**Instructions to follow**
Check each line of the entries below for the word "author", and copy out the ones that have it.

BEGIN Data to process

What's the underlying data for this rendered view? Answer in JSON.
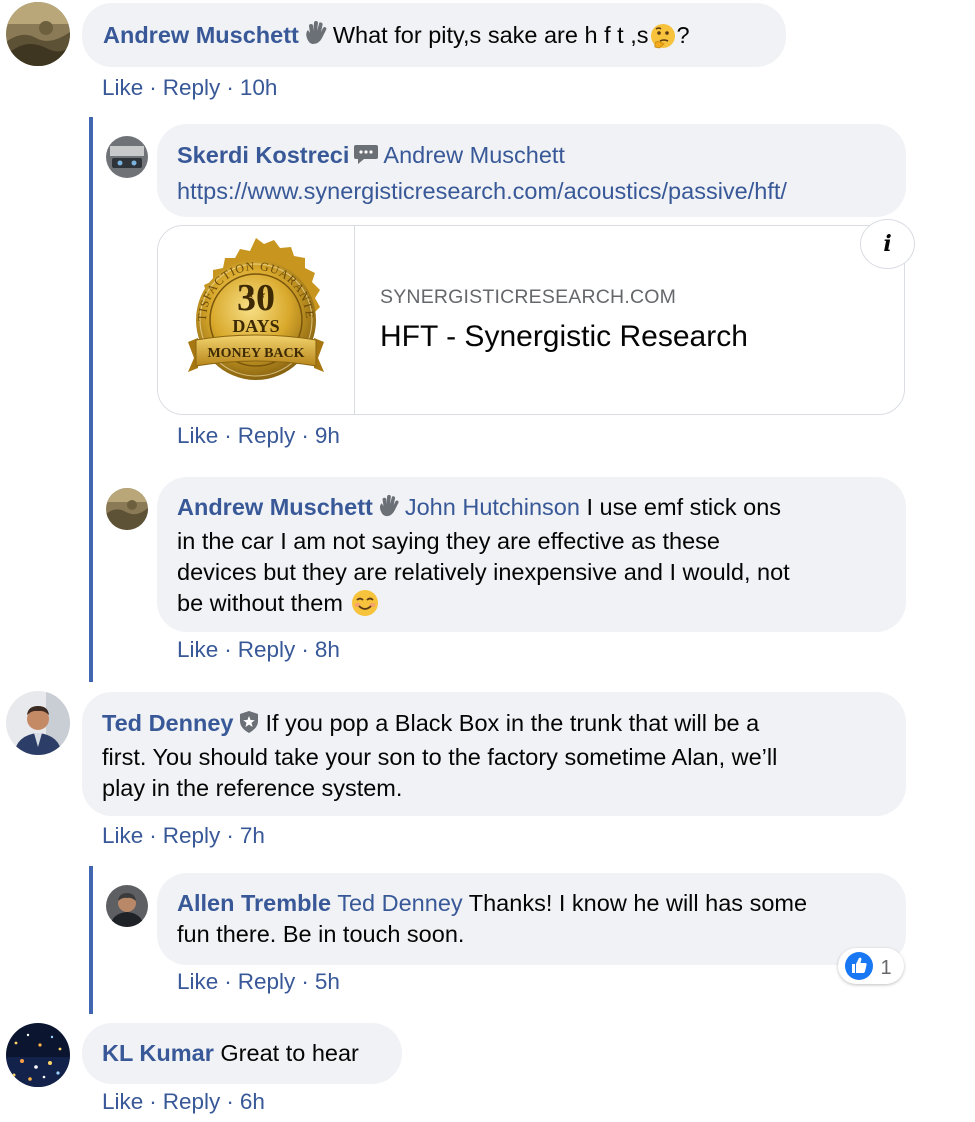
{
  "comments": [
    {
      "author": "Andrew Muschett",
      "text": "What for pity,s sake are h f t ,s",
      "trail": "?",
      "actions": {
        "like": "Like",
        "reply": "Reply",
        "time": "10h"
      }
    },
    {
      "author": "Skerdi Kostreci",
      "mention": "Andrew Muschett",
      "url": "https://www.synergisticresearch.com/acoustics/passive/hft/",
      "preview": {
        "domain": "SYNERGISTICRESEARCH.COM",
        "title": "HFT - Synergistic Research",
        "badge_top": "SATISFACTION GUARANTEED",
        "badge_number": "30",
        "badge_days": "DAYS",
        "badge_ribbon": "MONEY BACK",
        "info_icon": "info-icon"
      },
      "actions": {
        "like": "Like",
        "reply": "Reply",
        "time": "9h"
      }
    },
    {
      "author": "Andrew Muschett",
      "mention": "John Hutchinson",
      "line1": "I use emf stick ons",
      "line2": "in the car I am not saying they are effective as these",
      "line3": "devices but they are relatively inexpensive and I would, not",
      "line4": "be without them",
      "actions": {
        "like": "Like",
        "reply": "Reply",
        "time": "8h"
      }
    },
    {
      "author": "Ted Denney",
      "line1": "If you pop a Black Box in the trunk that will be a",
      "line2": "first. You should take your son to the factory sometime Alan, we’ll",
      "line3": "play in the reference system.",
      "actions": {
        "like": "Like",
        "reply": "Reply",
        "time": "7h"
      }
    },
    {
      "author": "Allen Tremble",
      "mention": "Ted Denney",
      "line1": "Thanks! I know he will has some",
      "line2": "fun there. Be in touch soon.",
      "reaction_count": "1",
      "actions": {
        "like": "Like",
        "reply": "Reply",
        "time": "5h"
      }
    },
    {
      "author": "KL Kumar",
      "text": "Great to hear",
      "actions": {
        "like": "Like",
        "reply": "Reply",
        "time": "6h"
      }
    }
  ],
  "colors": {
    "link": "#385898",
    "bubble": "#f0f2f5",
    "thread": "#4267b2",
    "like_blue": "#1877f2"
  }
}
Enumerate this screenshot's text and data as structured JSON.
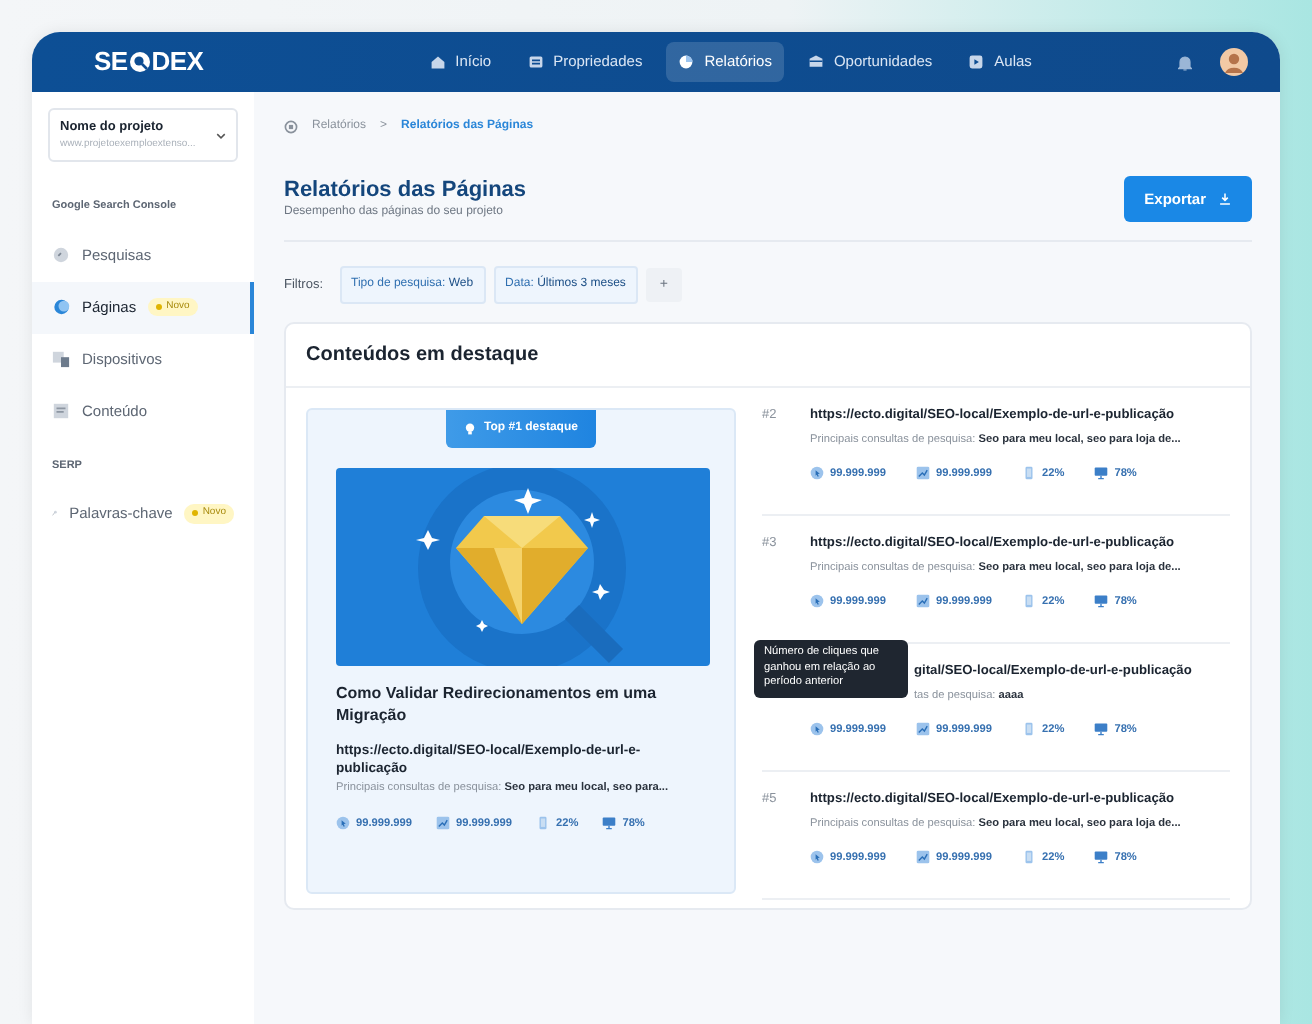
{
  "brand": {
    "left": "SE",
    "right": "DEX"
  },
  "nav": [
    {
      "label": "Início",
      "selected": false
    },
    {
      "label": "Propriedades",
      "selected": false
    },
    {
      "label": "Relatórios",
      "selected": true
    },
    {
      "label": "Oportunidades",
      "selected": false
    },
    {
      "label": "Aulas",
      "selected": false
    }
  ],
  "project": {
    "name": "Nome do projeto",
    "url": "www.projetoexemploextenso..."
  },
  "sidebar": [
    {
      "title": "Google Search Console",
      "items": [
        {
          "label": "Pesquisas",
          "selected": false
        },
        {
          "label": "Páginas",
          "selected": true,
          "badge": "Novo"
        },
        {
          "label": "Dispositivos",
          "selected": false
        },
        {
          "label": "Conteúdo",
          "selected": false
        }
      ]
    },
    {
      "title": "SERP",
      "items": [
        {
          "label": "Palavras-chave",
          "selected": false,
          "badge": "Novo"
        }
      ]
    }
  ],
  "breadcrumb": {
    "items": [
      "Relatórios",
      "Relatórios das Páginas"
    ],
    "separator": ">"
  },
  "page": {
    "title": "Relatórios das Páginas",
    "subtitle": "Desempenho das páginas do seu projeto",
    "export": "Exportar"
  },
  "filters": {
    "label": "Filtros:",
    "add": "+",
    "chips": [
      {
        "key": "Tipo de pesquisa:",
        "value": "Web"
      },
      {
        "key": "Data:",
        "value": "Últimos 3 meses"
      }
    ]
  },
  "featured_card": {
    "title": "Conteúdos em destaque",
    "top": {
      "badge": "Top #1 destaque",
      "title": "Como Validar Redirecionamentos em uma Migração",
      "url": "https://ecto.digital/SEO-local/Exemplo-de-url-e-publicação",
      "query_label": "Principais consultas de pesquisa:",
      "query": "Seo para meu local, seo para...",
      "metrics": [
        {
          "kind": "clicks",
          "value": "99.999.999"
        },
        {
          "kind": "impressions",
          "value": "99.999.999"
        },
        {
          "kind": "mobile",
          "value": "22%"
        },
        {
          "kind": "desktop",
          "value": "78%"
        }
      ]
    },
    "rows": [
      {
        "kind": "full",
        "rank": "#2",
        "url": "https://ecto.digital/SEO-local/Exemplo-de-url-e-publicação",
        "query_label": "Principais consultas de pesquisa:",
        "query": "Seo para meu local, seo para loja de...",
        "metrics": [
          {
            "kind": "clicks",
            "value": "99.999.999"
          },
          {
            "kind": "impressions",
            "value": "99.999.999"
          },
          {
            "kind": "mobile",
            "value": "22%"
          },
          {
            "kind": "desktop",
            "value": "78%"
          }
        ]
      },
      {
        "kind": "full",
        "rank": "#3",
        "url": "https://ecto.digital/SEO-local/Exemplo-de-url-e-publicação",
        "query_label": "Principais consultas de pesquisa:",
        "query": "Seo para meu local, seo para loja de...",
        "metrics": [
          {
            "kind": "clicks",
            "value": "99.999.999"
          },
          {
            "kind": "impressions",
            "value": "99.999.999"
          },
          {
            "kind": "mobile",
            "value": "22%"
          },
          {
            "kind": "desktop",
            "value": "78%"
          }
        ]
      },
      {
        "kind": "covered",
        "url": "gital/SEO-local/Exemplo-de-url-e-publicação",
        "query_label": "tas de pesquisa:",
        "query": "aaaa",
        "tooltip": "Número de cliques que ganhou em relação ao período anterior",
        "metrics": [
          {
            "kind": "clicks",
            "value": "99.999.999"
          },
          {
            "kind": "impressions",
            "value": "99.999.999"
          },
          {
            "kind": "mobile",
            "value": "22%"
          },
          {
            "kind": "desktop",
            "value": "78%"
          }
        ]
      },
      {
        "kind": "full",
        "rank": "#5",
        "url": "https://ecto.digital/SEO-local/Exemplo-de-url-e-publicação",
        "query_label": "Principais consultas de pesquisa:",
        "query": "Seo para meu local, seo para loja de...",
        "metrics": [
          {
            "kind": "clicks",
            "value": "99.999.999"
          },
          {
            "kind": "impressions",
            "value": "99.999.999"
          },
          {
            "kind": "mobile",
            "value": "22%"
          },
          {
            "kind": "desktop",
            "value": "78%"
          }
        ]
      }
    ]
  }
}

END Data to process
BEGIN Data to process

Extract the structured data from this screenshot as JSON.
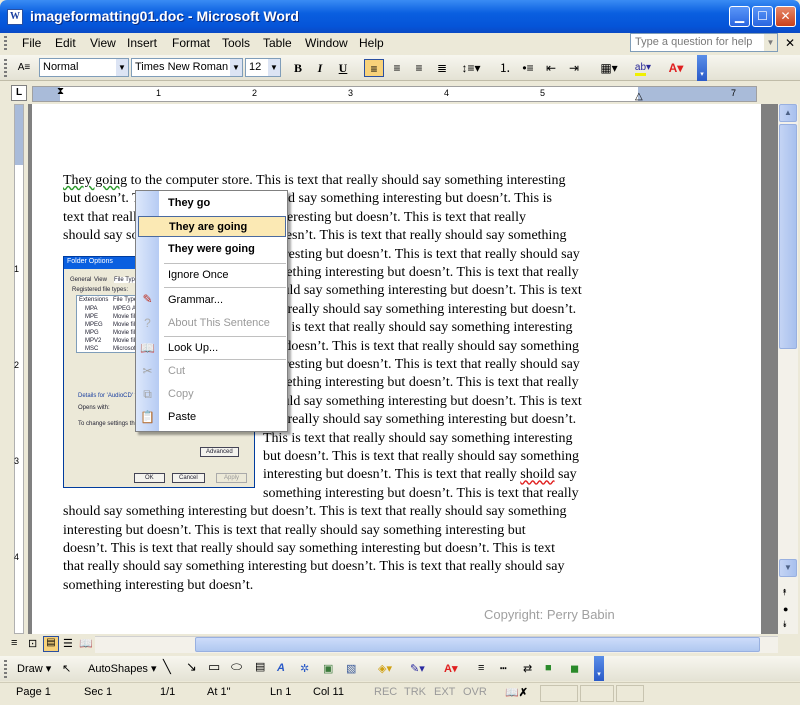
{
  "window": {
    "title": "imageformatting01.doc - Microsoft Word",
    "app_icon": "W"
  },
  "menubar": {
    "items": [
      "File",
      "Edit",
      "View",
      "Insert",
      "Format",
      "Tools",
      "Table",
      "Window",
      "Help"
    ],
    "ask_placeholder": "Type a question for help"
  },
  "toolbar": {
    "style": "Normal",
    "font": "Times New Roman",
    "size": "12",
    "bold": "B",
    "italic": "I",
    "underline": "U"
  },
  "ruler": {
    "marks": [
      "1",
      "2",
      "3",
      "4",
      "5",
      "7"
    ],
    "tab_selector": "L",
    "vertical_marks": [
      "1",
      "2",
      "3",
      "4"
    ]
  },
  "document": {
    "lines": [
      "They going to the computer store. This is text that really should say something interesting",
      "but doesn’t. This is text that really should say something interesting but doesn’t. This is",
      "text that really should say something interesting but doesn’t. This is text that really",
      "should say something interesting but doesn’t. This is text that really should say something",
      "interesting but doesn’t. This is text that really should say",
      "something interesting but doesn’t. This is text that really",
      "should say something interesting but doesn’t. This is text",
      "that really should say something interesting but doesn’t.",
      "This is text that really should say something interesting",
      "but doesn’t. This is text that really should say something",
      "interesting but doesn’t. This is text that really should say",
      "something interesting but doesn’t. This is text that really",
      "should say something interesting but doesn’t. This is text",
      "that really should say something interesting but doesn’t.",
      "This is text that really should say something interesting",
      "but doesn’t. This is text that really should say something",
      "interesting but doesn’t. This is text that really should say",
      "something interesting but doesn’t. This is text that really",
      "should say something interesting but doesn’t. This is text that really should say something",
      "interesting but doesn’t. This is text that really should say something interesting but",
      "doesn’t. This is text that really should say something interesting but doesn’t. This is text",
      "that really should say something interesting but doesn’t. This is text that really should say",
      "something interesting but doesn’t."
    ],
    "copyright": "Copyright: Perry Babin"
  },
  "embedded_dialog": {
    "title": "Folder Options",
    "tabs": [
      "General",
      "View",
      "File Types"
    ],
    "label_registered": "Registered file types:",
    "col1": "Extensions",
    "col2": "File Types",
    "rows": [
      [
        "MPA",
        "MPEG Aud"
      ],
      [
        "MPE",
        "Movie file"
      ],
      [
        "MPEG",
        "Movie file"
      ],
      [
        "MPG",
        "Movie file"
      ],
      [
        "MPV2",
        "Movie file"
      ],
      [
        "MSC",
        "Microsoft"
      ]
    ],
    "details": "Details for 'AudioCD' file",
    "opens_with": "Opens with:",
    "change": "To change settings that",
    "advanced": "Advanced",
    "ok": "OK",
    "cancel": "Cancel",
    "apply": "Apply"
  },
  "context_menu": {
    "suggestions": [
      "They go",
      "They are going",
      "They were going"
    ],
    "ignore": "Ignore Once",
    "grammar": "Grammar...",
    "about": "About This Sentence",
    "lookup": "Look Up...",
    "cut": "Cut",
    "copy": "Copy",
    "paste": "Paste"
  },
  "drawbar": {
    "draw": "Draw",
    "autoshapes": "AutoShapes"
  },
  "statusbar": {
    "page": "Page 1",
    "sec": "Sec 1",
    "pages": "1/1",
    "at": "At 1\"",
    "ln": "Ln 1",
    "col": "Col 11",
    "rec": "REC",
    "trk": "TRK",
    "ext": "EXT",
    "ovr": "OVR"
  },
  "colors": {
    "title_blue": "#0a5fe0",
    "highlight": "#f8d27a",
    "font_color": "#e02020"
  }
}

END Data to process
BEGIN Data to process

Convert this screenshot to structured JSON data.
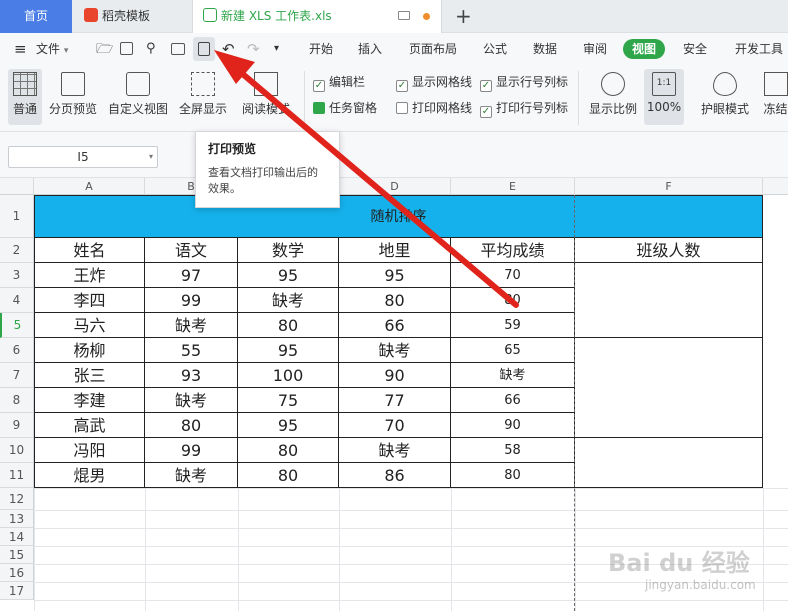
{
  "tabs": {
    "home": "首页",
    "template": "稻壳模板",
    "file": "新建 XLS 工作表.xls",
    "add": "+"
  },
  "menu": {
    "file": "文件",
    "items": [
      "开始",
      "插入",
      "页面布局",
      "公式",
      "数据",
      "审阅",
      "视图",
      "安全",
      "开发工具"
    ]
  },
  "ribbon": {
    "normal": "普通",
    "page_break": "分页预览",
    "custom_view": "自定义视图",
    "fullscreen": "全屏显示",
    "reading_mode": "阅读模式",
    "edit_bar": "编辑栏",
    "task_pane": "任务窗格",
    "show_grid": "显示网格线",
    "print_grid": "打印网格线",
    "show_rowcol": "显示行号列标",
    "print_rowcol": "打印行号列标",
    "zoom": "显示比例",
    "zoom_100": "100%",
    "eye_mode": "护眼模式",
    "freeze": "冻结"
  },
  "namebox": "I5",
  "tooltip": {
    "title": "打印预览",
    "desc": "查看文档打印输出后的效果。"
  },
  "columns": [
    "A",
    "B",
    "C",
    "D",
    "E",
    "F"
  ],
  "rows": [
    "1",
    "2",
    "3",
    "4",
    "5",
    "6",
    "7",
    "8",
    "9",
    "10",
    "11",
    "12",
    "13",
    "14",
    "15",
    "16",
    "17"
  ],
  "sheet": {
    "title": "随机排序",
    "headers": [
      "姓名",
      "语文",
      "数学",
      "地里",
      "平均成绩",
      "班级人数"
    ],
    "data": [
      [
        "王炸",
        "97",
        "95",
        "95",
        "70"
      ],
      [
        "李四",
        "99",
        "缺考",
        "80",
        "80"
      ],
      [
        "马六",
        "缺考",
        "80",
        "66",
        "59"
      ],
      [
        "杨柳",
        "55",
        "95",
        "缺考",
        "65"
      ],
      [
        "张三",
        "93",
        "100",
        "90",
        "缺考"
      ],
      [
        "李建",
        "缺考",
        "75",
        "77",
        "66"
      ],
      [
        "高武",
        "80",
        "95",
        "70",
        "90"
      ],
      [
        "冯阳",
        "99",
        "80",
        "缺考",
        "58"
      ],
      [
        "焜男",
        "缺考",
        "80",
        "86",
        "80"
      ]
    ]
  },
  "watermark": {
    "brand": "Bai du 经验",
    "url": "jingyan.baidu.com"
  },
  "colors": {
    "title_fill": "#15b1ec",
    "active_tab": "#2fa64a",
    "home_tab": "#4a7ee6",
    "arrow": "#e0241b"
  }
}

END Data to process

**Answer below**
      "author": "Andrew Muschett",
      "author": "Skerdi Kostreci",
      "author": "Andrew Muschett",
      "author": "Ted Denney",
      "author": "Allen Tremble",
      "author": "KL Kumar",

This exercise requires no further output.